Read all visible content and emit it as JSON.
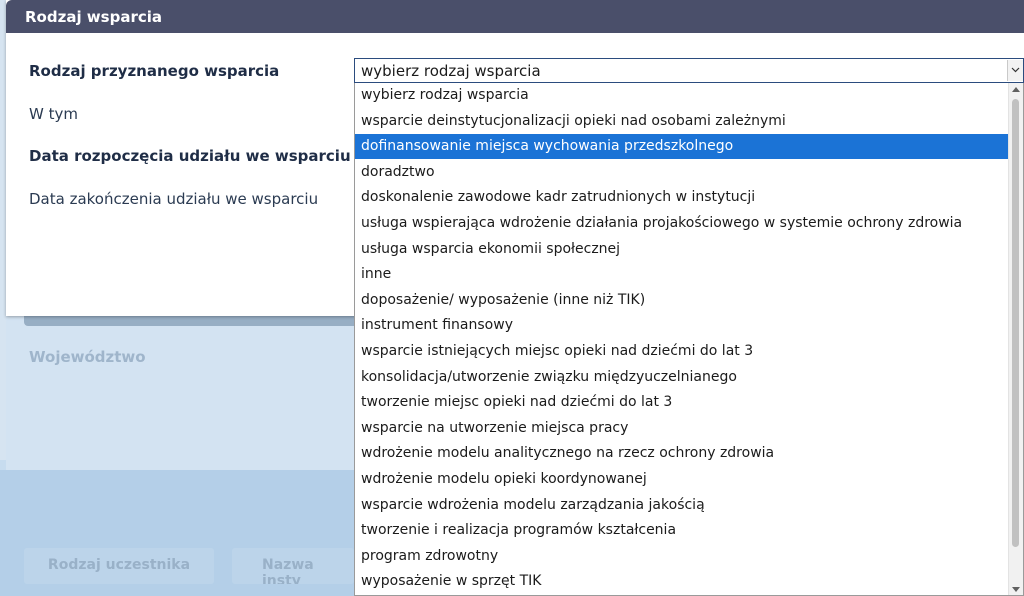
{
  "modal": {
    "title": "Rodzaj wsparcia",
    "fields": {
      "support_type_label": "Rodzaj przyznanego wsparcia",
      "in_that_label": "W tym",
      "start_date_label": "Data rozpoczęcia udziału we wsparciu",
      "end_date_label": "Data zakończenia udziału we wsparciu"
    },
    "select": {
      "value": "wybierz rodzaj wsparcia",
      "selected_index": 2,
      "options": [
        "wybierz rodzaj wsparcia",
        "wsparcie deinstytucjonalizacji opieki nad osobami zależnymi",
        "dofinansowanie miejsca wychowania przedszkolnego",
        "doradztwo",
        "doskonalenie zawodowe kadr zatrudnionych w instytucji",
        "usługa wspierająca wdrożenie działania projakościowego w systemie ochrony zdrowia",
        "usługa wsparcia ekonomii społecznej",
        "inne",
        "doposażenie/ wyposażenie (inne niż TIK)",
        "instrument finansowy",
        "wsparcie istniejących miejsc opieki nad dziećmi do lat 3",
        "konsolidacja/utworzenie związku międzyuczelnianego",
        "tworzenie miejsc opieki nad dziećmi do lat 3",
        "wsparcie na utworzenie miejsca pracy",
        "wdrożenie modelu analitycznego na rzecz ochrony zdrowia",
        "wdrożenie modelu opieki koordynowanej",
        "wsparcie wdrożenia modelu zarządzania jakością",
        "tworzenie i realizacja programów kształcenia",
        "program zdrowotny",
        "wyposażenie w sprzęt TIK"
      ]
    }
  },
  "background": {
    "voivodeship_label": "Województwo",
    "columns": [
      "Rodzaj uczestnika",
      "Nazwa insty"
    ]
  },
  "colors": {
    "header_bg": "#4a4f6a",
    "selected_option_bg": "#1b73d6",
    "overlay": "#c7dcef"
  }
}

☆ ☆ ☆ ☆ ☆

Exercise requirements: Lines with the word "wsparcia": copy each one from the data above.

Output of the task:
    "title": "Rodzaj wsparcia",
      "support_type_label": "Rodzaj przyznanego wsparcia",
      "value": "wybierz rodzaj wsparcia",
        "wybierz rodzaj wsparcia",
        "usługa wsparcia ekonomii społecznej",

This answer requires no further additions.